A large American chestnut tree in Sherwood, Oregon, more than six feet in diameter, has succumbed to old age. The passing of such a large tree in current times is a rare event. The tree that died was planted in 1885 by a farmer named Hicks. A nearby second tree planted by Hicks, four feet in diameter, survives. The article, “Back from the Brink,” published in the February 1990 issue of National Geographic Magazine featured the trees. Francis Boone was the caretaker of the two trees growing on the property where he and his wife June lived. It is appropriate that Francis Boone, the sixth great-grandson of frontiersman Daniel Boone, took care of the two trees.
Members of The American Chestnut Foundation and others have sought out the trees to admire them and stand beneath their boughs. Recently one of those visitors reported to me that the larger tree died not long ago. I included a picture of the two trees in an article I wrote for the Winter 2017 issue of TACF’s Chestnut magazine titled “American Chestnut Trees in the Pacific Northwest.” (The article can be found here, pages 3-5.)
This visitor learned from the current landowner that wood from the dead tree might be salvaged. Further, the salvaged wood might be used to make benches to place under the remaining tree as a memorial to Francis Boone. He said the owner was looking for a contractor to evaluate the tree and salvage wood from it. I contacted the owner of an urban lumber company in Charlotte, was referred to his counterpart in Portland, Oregon, talked to him by phone, and ask that he contact the property owner for potential assistance. I appreciated the reference given me by the urban forester in Charlotte. He appreciates the value of salvaged American chestnut wood. Hopefully, people in the Pacific Northwest might learn to share that same appreciation. I never learned if the wood of a large, four feet in diameter American chestnut tree growing in Portland, Oregon was salvaged after the property owner had it removed.

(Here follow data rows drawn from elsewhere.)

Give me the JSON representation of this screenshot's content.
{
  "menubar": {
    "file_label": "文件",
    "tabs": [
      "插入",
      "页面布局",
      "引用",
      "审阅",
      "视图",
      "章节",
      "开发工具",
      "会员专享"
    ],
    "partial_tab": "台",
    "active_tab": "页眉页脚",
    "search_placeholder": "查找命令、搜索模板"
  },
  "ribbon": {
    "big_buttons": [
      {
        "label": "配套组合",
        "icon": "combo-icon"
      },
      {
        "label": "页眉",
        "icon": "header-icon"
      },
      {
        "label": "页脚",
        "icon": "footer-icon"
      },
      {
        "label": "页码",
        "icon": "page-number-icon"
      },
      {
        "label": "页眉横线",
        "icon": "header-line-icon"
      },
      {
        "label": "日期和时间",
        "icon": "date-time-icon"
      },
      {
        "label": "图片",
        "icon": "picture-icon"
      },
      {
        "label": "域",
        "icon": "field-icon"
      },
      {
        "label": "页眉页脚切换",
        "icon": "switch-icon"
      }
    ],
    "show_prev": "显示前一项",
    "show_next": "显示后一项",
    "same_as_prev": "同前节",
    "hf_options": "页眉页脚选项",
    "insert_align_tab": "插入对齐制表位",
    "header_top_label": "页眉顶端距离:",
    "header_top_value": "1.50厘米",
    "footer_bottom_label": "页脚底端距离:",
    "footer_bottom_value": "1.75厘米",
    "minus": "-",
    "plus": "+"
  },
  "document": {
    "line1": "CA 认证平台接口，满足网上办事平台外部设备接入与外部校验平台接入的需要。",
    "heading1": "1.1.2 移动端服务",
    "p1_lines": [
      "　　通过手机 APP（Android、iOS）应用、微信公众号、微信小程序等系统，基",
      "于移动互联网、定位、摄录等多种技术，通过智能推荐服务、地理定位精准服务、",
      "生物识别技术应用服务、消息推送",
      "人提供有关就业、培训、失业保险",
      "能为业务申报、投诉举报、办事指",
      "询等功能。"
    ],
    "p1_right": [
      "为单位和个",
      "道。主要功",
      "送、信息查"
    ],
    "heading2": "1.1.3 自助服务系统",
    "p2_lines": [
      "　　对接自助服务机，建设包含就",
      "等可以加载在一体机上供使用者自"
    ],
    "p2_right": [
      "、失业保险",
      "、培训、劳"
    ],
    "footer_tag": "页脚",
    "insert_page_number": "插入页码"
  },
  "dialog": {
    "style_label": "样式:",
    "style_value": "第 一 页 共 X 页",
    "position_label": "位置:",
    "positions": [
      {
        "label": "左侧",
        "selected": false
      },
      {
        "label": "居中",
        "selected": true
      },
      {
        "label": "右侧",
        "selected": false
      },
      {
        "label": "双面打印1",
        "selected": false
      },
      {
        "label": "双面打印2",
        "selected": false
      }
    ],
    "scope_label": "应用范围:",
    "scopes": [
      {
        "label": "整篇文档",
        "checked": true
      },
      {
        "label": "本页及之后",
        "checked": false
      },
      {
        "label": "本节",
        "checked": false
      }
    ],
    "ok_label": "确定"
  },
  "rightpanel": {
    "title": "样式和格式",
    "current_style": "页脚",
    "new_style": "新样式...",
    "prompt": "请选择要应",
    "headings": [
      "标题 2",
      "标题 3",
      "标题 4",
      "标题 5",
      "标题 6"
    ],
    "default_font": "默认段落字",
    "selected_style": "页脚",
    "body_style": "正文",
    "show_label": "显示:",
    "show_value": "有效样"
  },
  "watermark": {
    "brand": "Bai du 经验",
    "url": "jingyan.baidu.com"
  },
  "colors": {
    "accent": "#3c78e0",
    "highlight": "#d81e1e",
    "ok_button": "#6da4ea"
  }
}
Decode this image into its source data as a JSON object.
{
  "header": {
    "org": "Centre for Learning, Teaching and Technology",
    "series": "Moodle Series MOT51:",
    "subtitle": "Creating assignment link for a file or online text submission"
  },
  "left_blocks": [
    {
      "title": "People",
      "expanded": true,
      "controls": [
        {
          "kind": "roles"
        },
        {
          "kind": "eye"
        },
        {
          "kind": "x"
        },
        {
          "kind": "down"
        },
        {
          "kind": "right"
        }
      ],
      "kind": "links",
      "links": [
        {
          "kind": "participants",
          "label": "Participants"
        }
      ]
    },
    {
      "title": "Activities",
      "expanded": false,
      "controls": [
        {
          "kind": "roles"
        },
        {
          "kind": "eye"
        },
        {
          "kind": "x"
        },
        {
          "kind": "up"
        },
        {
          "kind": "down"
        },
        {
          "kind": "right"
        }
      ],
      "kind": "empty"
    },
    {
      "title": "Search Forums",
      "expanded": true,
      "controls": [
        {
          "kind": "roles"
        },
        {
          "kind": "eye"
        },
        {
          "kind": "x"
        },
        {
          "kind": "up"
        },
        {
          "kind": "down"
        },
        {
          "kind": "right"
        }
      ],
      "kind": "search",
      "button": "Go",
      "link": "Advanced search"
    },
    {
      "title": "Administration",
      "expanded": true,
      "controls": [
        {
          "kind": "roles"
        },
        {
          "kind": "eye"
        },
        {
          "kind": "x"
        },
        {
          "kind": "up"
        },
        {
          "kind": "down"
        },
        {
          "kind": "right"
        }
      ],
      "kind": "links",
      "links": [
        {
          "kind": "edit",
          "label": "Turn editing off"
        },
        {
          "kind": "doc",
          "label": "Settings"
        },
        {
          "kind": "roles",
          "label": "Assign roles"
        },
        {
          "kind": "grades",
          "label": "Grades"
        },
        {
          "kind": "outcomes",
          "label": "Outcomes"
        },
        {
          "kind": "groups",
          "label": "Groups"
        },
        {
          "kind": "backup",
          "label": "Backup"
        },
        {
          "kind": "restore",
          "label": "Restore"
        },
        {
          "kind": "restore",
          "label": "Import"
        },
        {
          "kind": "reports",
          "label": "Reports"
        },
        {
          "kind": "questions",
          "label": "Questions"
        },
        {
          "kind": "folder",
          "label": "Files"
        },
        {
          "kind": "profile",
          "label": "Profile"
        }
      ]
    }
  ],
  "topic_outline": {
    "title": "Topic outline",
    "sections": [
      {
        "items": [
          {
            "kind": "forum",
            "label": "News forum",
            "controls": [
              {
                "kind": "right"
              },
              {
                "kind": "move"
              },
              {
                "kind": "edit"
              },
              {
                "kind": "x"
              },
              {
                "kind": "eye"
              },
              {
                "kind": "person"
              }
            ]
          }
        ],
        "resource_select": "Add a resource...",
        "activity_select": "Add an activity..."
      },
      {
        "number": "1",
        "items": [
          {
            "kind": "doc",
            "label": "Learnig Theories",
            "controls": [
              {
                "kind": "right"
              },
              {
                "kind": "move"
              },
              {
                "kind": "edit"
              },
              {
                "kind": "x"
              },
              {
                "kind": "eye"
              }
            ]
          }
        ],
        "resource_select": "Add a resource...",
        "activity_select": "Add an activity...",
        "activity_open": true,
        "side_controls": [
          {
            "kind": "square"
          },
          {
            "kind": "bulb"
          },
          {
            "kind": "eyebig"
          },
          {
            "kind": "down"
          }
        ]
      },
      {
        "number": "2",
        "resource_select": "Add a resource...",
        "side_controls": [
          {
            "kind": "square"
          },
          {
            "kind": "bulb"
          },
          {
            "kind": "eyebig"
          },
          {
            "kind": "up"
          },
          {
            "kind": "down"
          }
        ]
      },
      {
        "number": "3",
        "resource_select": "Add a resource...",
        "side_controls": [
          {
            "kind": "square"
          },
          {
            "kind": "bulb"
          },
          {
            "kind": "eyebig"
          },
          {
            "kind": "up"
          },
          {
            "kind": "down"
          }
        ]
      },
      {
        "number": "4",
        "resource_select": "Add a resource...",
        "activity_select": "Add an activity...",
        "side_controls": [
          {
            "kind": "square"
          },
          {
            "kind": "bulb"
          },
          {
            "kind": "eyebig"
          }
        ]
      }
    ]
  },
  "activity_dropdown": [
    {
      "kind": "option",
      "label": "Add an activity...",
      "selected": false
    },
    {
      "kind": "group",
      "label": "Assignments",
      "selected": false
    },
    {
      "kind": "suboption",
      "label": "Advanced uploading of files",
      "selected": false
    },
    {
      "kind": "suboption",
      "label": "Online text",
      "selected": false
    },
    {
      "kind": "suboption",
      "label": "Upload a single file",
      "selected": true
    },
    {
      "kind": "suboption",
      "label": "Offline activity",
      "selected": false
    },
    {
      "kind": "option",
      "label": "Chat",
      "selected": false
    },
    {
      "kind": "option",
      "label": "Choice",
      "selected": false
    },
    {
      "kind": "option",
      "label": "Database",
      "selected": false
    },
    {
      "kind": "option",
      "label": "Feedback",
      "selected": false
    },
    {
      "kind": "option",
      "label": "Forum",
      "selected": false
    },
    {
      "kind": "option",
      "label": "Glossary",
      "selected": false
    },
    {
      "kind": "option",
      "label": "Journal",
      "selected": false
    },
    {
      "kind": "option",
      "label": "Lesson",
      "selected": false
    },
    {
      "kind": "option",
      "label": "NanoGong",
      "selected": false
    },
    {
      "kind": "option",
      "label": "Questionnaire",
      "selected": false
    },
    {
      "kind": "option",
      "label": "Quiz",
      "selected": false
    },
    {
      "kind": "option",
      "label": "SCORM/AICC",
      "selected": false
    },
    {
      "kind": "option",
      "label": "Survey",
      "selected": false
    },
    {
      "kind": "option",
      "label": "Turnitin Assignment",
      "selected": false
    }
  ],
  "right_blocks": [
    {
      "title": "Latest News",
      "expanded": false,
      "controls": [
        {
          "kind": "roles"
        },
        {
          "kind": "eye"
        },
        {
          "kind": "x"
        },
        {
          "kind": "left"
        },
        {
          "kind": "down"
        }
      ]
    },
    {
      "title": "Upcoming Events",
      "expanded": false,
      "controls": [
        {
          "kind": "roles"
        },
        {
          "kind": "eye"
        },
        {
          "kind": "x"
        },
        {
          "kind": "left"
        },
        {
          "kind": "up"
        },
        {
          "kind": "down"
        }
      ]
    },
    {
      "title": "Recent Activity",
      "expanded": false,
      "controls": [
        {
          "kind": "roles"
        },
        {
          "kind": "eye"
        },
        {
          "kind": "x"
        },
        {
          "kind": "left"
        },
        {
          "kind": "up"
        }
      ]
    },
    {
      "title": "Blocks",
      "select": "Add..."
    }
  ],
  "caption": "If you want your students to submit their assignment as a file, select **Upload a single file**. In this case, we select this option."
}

The champion American chestnut tree in Oregon, located in Gladstone, is 99 feet tall, has a circumference of 19 feet (or 6 feet in diameter), and has a spread of 95 feet. I will check it out during my next visit to Oregon.